Bushfire building regulations require the provision of dedicated water tanks for firefighting purposes as part of new builds in many areas. Architect Emilis Prelgauskas makes the case for community water supplies for firefighting
I am a strong advocate of on-property stored firefighting water positioned to be easily accessed by first responder fire trucks, for example alongside the driveway or front gate of the property. If a fire truck takes your water to go and fight the fire upwind of your house and the fire is contained there, your property is protected and you have made a positive contribution to the community. If you hold your water on your property instead, by the time the fire arrives it will have increased in speed and intensity, and the water may be inadequate for effective defence.
Remember that a bushfire is not about you and your home alone; it is a threat to the whole community, and only the community together can bring it under control. Look at your firefighting water tank as your offering toward that community fight, just as your neighbours and the volunteers on the fire authority trucks are contributing.
What is also becoming clear is that a firefighting water tank visible from the road, together with a wide open gate, clear stabilised access driveway and turnaround for fire trucks, clearly announce your property as fire-fit. ‘Loud and proud’ is an important part of improving existing home resilience in line with contemporary bushfire conditions.
Emilis has been deployed to 16 firegrounds in the last decade and has volunteered on recovery committees to assist fire-impacted families. He brings his practical, built environment, legal and academic backgrounds to the evolving issues of buildings and bushfire.
Left: ‘Catherine wheel’ sprinklers send water up onto the roof and down the walls to protect against fire.
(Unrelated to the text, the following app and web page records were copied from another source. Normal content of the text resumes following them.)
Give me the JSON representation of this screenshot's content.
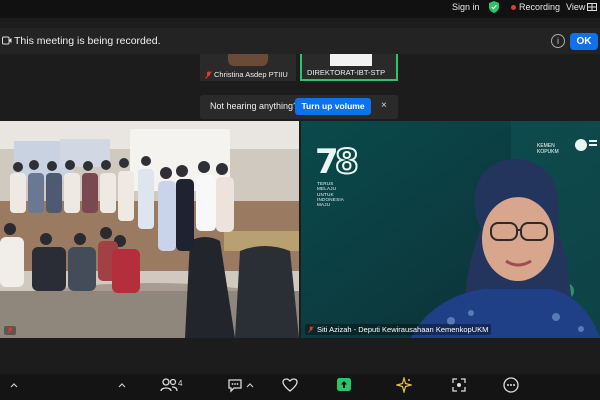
{
  "header": {
    "sign_in": "Sign in",
    "recording": "Recording",
    "view": "View",
    "shield_color": "#2ec36a",
    "record_color": "#e53935"
  },
  "banner": {
    "text": "This meeting is being recorded.",
    "info_icon": "i",
    "ok": "OK"
  },
  "thumbnails": [
    {
      "name": "Christina Asdep PTIIU",
      "muted": true
    },
    {
      "name": "DIREKTORAT-IBT-STP",
      "muted": false,
      "active_speaker": true
    }
  ],
  "toast": {
    "message": "Not hearing anything?",
    "button": "Turn up volume",
    "close": "×"
  },
  "tiles": {
    "right_name": "Siti Azizah - Deputi Kewirausahaan KemenkopUKM",
    "tagline": [
      "TERUS",
      "MELAJU",
      "UNTUK",
      "INDONESIA",
      "MAJU"
    ],
    "sponsor": [
      "KEMEN",
      "KOPUKM"
    ]
  },
  "toolbar": {
    "participants_count": "4",
    "accent": "#2ec36a"
  }
}
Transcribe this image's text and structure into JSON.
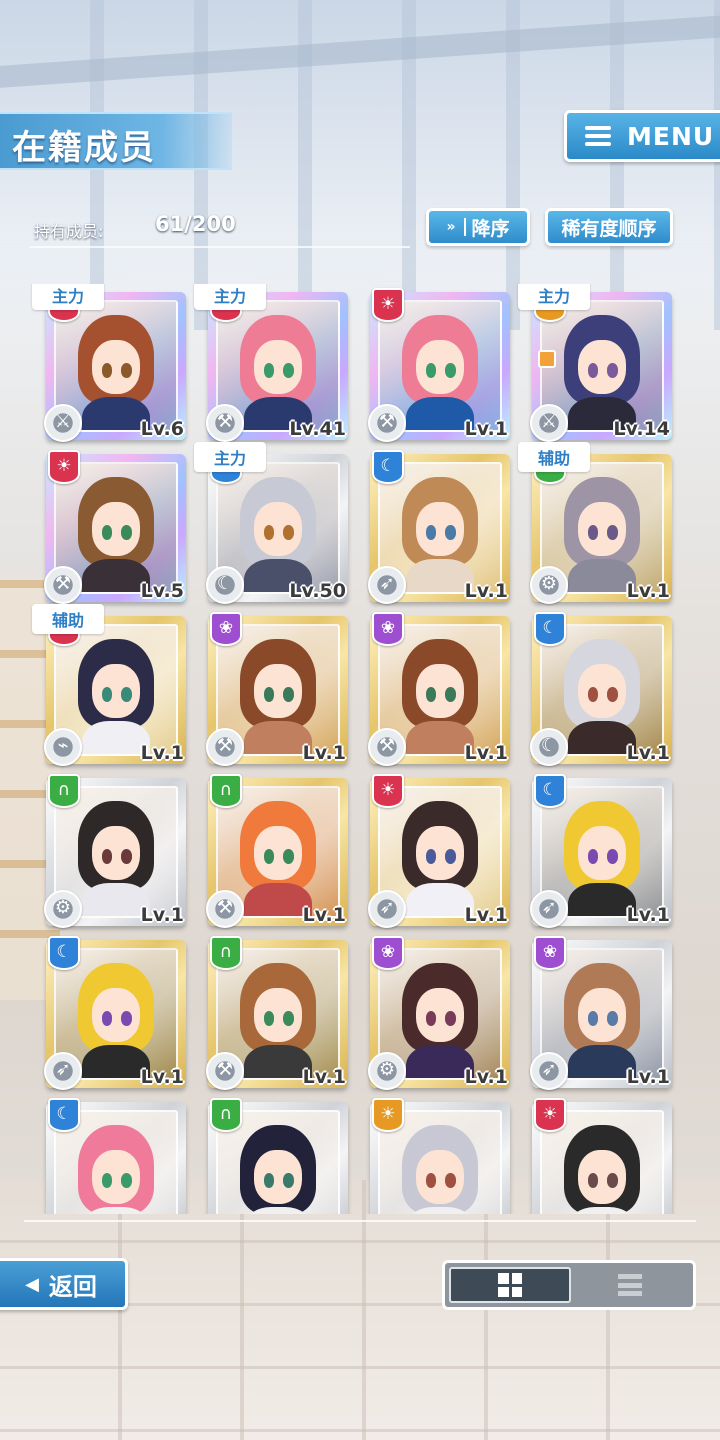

Right: Active fire defences can include metal or concrete water tanks with a diesel pump and a hose long enough to reach around the property.